'Dadchelor' Parties Give Fathers-to-Be the Pregnancy Attention They Deserve

LOL 11

pregnant belly kiss Pregnancy is basically the last time in a woman's life when everything is all about her. It's like the minute people see a protruding baby bump, they immediately rush to fawn all over the mom-to-be by pampering her, opening doors, telling her to relax and put her feet up -- and of course there's the whole baby shower thing.

I never really thought about it too much during my own pregnancy, but it's pretty easy to see where dads-to-be can wind up feeling a bit left out, like they really aren't part of the equation at all. And that's why I'm totally in favor of the growing trend of men having "Dadchelor parties" as a final send-off into parenthood from their buddies.

Yes, "Dadchelor" parties, as in bachelor parties for men who are about to embark on the journey of parenting and say goodbye to nights out with the boys forever. (Or at least until the kid is out of diapers.)

Ok, so what exactly happens at these popular male-bonding sessions? Well, it depends on the dude in question, I guess. Tori Spelling's husband, Dean McDermott, was thrown one of these shin-digs, and he and his friends went to a clay shooting range for some good old fashioned testosterone-filled fun. Of course, they also wound up making flower arrangements to take home to their families, so it's not like the entire day was centered around masculinity.

And while these Dadchelor parties seem to be gaining more stamina now that the Hollywood types have hopped on board, they've actually been around for a while. Last year, The Huffington Post did a piece on the phenomenon, and detailed a party of one dad-to-be whose send-off into fatherhood included a pub crawl around the city.
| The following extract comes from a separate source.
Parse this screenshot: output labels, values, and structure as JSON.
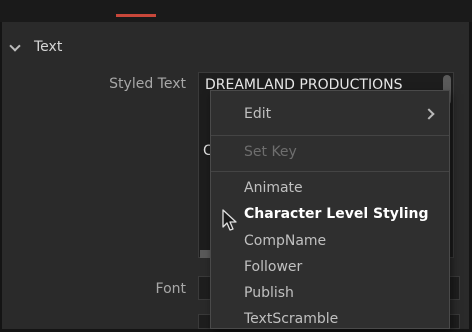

And the dad who planned the booze fest summed up the reasoning for having the party perfectly: "Let's have one more night where responsible decisions don’t matter."

I guess that makes sense, as long as whatever "irresponsible decisions" are made are at least made within the realm of what is considered socially acceptable for married men. ('Nuff said.)

If these Dadchelor parties had existed back when I was expecting my son, I would've been all for my husband having one and enjoying one last hurrah. Why shouldn't dads get to enjoy just as much fuss and attention as the moms? Isn't it better for them to get the party bug out of their system before the baby arrives as opposed to stumbling home drunk at three o'clock in the morning and being scolded for being out having fun while their wife has been up for hours trying to comfort a screaming baby?

What do you think -- does your man deserve a Dadchelor party? (And do you trust him to behave if he has one?)

 

Image via The Lesch Family/Flickr

baby showers, fathers